“At worst, it engages individuals in a constant battle where they experience disbelief, mistrust, injustice, unfairness, inappropriate and ineffective proposals for support and threat of sanctions as they try desperately to access the support they need to remain in work.”

Her award was suspended, and despite attempting to challenge the decision through a formal complaint and an intervention from her MP, her AtW package was withdrawn.

Although the suspension was made in August, AtW backdated its decision to June, so she could not pay her support worker for his last three months’ work.

She said: “I can’t stress the number of phone calls, emails and attempts I made not only to get clarification from AtW, as the guidelines are vast and conflicting, but to acquire the support I needed to be able to comply with their request should it turn out that I had to do so.

“Instead of concentrating on managing my health condition in work and growing my business, my time became consumed by battling to keep the award that enabled me to do it.

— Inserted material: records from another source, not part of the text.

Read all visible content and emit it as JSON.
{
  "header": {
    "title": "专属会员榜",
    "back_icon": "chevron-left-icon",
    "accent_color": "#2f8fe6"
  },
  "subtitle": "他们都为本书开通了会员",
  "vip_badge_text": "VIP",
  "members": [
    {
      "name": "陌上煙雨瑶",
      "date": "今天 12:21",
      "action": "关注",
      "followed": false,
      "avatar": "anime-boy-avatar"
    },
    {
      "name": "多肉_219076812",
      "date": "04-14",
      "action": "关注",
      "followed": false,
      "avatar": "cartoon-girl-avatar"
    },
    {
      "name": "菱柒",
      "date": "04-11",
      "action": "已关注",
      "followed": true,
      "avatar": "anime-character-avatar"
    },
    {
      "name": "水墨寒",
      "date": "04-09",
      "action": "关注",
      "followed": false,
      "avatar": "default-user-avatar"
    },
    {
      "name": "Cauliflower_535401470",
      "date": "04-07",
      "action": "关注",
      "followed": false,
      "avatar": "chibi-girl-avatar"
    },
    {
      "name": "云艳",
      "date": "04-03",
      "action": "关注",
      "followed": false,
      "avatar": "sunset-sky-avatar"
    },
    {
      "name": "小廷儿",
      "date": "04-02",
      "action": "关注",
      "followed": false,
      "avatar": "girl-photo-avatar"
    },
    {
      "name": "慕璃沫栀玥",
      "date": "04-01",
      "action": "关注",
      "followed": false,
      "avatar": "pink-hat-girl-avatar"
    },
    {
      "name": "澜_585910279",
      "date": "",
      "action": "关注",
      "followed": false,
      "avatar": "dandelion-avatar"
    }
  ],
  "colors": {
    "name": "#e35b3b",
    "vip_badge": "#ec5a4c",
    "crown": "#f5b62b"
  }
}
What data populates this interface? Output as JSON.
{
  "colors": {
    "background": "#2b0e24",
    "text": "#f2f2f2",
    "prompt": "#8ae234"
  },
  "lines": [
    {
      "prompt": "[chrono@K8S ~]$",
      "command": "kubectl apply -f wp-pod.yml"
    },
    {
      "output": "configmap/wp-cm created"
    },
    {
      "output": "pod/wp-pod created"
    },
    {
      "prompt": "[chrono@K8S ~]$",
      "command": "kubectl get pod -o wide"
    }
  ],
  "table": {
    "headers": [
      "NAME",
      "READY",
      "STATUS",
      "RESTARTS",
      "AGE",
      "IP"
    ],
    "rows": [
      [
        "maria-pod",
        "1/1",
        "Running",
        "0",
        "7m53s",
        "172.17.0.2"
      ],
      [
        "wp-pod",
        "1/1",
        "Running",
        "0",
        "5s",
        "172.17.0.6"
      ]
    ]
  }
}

“The stress and anxiety of trying to hold onto my AtW award, to exercise my right of reply and subsequently challenge the appalling way they dealt with this, had a detrimental impact on my health, my business growth and my personal and professional reputation.

“I was most disappointed in the shift in focus following the restructure as I had chosen not to apply for disability-related benefits and was determined to stay in work, albeit in a very different way than I had prior to becoming disabled.

“Access to Work had offered a lifeline, without the stigma associated with benefits. It was a participatory process designed to work with you to identify your support requirements.

“Following the restructure, this changed, and for the first time I felt as if this was a benefit and no longer a commitment from the government to disabled people and their right to work.

“At the moment I don’t have a support worker and I am desperately trying to keep the business afloat without it, while I am also missing out on business opportunities.”

Winstanley has been piloting a new Inclusive Entrepreneurship Programme, aimed at introducing disabled people to self-employment.

She points to the importance of the AtW scheme, but says that its eligibility criteria must be formed “from the needs of disabled people” – with flexibility vital – and not based on the kind of “traditional milestones” that are applied to non-disabled entrepreneurs.

She believes there needs to be an “appreciation of entrepreneurship as a real option for disabled people and a recognition of the innovative support that needs to be put into place to achieve this”.

Winstanley said that disabled people should not be measured by “preconceived business benchmarks”, particularly those like her with “chronic and fluctuating conditions that mean our working patterns will always be subject to peaks and troughs”.

She added: “What would have been a better way forward would have been for the Department for Work and Pensions (DWP) to consult with disabled entrepreneurs to find out what support they need, not to impose unclear, retrospective and unworkable criteria that set people up to fail.”

At its peak, in 2009-10, under the last government, AtW was supporting more than 37,000 disabled people, but this plunged under the coalition to 30,780 in 2011-12, although it has started to increase again in the last couple of years.

The latest figures, published in January, show 35,540 disabled people were helped in 2013-14, still well below the figures for 2009-10.

DWP has so far not commented on her claims.

Winstanley is keen to hear from other disabled entrepreneurs who might be interested in joining the Disabled Entrepreneur Foundation, an organisation she will soon be launching. She can be contacted at:

News provided by John Pring at………….’

Make Your Complaint Count

Original post from Which?

‘…..Campaigns | Public Services

Public services media image 356809


  1. We want you to have your say on hospitals, GPs, care homes, childcare, schools, universities, and other public services.
  2. We want your complaint to help trigger inspections when things go wrong.
  3. We need your support to get the Government to commit to making your complaints count.